__EXERCISE OBJECTIVE__
Produce exactly the lines from the one holding "Read all visible content and emit it as JSON." through the last line of the data below, with every picture left out.
==== RECORDS SUPPLIED ====
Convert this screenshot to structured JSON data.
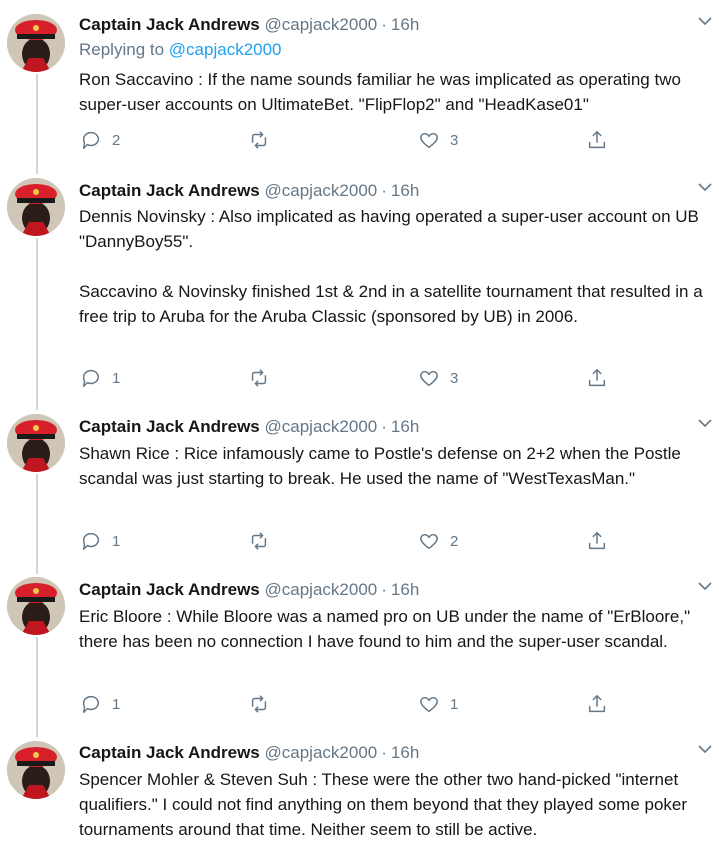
{
  "avatar_desc": "user-avatar",
  "reply_prefix": "Replying to",
  "tweets": [
    {
      "name": "Captain Jack Andrews",
      "handle": "@capjack2000",
      "dot": "·",
      "time": "16h",
      "replying_to": "@capjack2000",
      "text": "Ron Saccavino : If the name sounds familiar he was implicated as operating two super-user accounts on UltimateBet. \"FlipFlop2\" and \"HeadKase01\"",
      "replies": "2",
      "retweets": "",
      "likes": "3"
    },
    {
      "name": "Captain Jack Andrews",
      "handle": "@capjack2000",
      "dot": "·",
      "time": "16h",
      "text": "Dennis Novinsky : Also implicated as having operated a super-user account on UB \"DannyBoy55\".\n\nSaccavino & Novinsky finished 1st & 2nd in a satellite tournament that resulted in a free trip to Aruba for the Aruba Classic (sponsored by UB) in 2006.",
      "replies": "1",
      "retweets": "",
      "likes": "3"
    },
    {
      "name": "Captain Jack Andrews",
      "handle": "@capjack2000",
      "dot": "·",
      "time": "16h",
      "text": "Shawn Rice : Rice infamously came to Postle's defense on 2+2 when the Postle scandal was just starting to break. He used the name of \"WestTexasMan.\"",
      "replies": "1",
      "retweets": "",
      "likes": "2"
    },
    {
      "name": "Captain Jack Andrews",
      "handle": "@capjack2000",
      "dot": "·",
      "time": "16h",
      "text": "Eric Bloore : While Bloore was a named pro on UB under the name of \"ErBloore,\" there has been no connection I have found to him and the super-user scandal.",
      "replies": "1",
      "retweets": "",
      "likes": "1"
    },
    {
      "name": "Captain Jack Andrews",
      "handle": "@capjack2000",
      "dot": "·",
      "time": "16h",
      "text": "Spencer Mohler & Steven Suh : These were the other two hand-picked \"internet qualifiers.\" I could not find anything on them beyond that they played some poker tournaments around that time. Neither seem to still be active.",
      "replies": "",
      "retweets": "",
      "likes": ""
    }
  ]
}
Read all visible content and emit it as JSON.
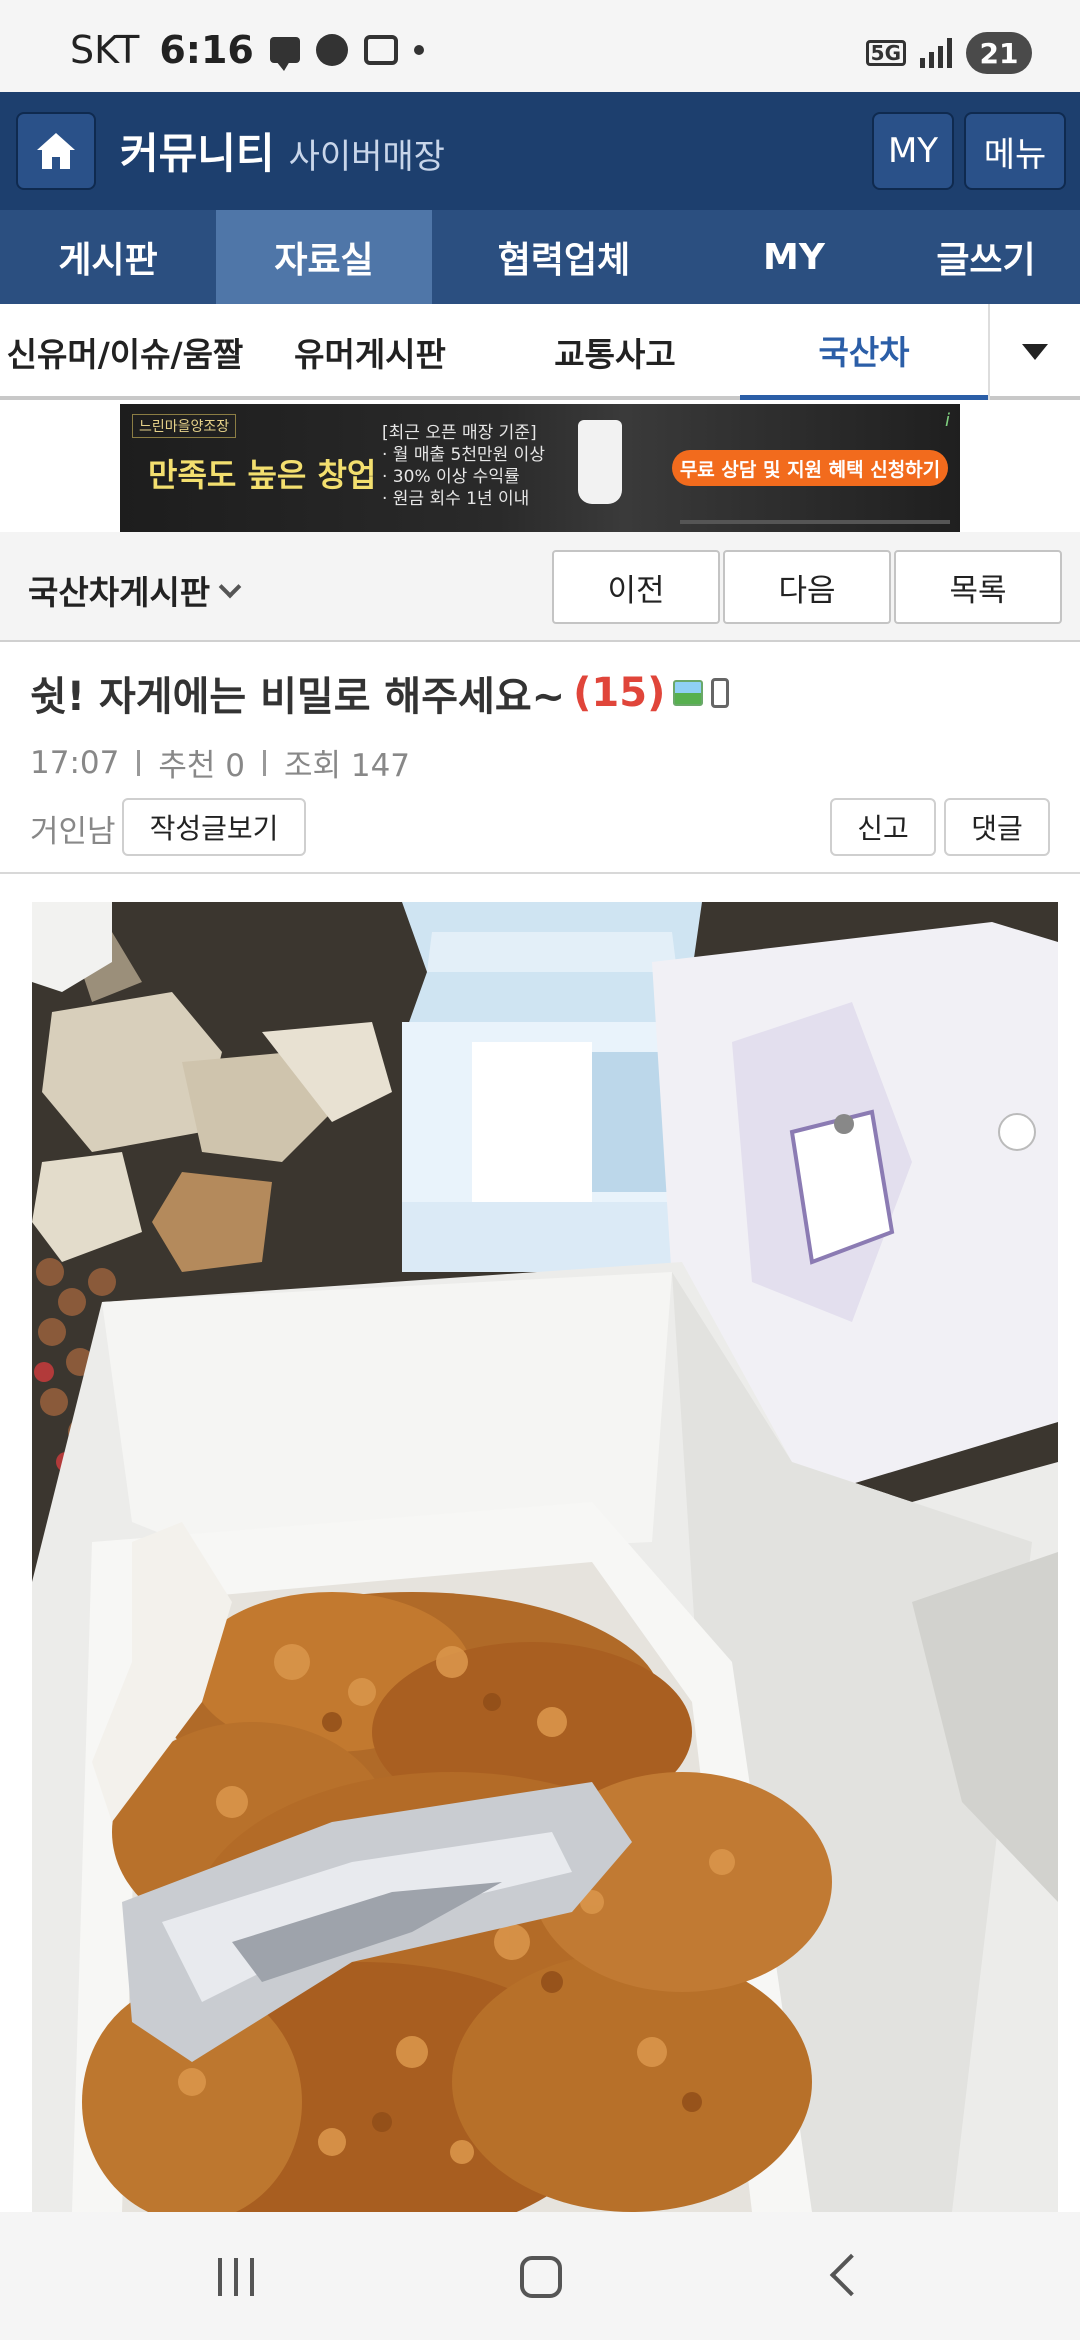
{
  "status_bar": {
    "carrier": "SKT",
    "time": "6:16",
    "network": "5G",
    "battery": "21"
  },
  "header": {
    "title": "커뮤니티",
    "subtitle": "사이버매장",
    "my_label": "MY",
    "menu_label": "메뉴"
  },
  "main_tabs": [
    {
      "label": "게시판"
    },
    {
      "label": "자료실"
    },
    {
      "label": "협력업체"
    },
    {
      "label": "MY"
    },
    {
      "label": "글쓰기"
    }
  ],
  "sub_tabs": [
    {
      "label": "신유머/이슈/움짤"
    },
    {
      "label": "유머게시판"
    },
    {
      "label": "교통사고"
    },
    {
      "label": "국산차"
    }
  ],
  "ad": {
    "brand": "느린마을양조장",
    "headline": "만족도 높은 창업",
    "bullets": [
      "[최근 오픈 매장 기준]",
      "· 월 매출 5천만원 이상",
      "· 30% 이상 수익률",
      "· 원금 회수 1년 이내"
    ],
    "cta": "무료 상담 및 지원 혜택 신청하기"
  },
  "board": {
    "name": "국산차게시판",
    "prev_label": "이전",
    "next_label": "다음",
    "list_label": "목록"
  },
  "post": {
    "title": "쉿! 자게에는 비밀로 해주세요~",
    "comment_count": "(15)",
    "time": "17:07",
    "recommend": "추천 0",
    "views": "조회 147",
    "author": "거인남",
    "view_posts_label": "작성글보기",
    "report_label": "신고",
    "comment_label": "댓글"
  },
  "colors": {
    "header_bg": "#1d3f6e",
    "tabs_bg": "#2b4f80",
    "active_tab_bg": "#4f76a8",
    "active_subtab": "#2b5ea7",
    "comment_count": "#e0453a"
  },
  "icons": {
    "home": "home-icon",
    "dropdown": "caret-down-icon",
    "image_attached": "image-icon",
    "mobile_post": "mobile-icon"
  }
}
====
__SOLUTION__
Read all visible content and emit it as JSON.
{
  "status_bar": {
    "carrier": "SKT",
    "time": "6:16",
    "network": "5G",
    "battery": "21"
  },
  "header": {
    "title": "커뮤니티",
    "subtitle": "사이버매장",
    "my_label": "MY",
    "menu_label": "메뉴"
  },
  "main_tabs": [
    {
      "label": "게시판"
    },
    {
      "label": "자료실"
    },
    {
      "label": "협력업체"
    },
    {
      "label": "MY"
    },
    {
      "label": "글쓰기"
    }
  ],
  "sub_tabs": [
    {
      "label": "신유머/이슈/움짤"
    },
    {
      "label": "유머게시판"
    },
    {
      "label": "교통사고"
    },
    {
      "label": "국산차"
    }
  ],
  "ad": {
    "brand": "느린마을양조장",
    "headline": "만족도 높은 창업",
    "bullets": [
      "[최근 오픈 매장 기준]",
      "· 월 매출 5천만원 이상",
      "· 30% 이상 수익률",
      "· 원금 회수 1년 이내"
    ],
    "cta": "무료 상담 및 지원 혜택 신청하기"
  },
  "board": {
    "name": "국산차게시판",
    "prev_label": "이전",
    "next_label": "다음",
    "list_label": "목록"
  },
  "post": {
    "title": "쉿! 자게에는 비밀로 해주세요~",
    "comment_count": "(15)",
    "time": "17:07",
    "recommend": "추천 0",
    "views": "조회 147",
    "author": "거인남",
    "view_posts_label": "작성글보기",
    "report_label": "신고",
    "comment_label": "댓글"
  },
  "colors": {
    "header_bg": "#1d3f6e",
    "tabs_bg": "#2b4f80",
    "active_tab_bg": "#4f76a8",
    "active_subtab": "#2b5ea7",
    "comment_count": "#e0453a"
  },
  "icons": {
    "home": "home-icon",
    "dropdown": "caret-down-icon",
    "image_attached": "image-icon",
    "mobile_post": "mobile-icon"
  }
}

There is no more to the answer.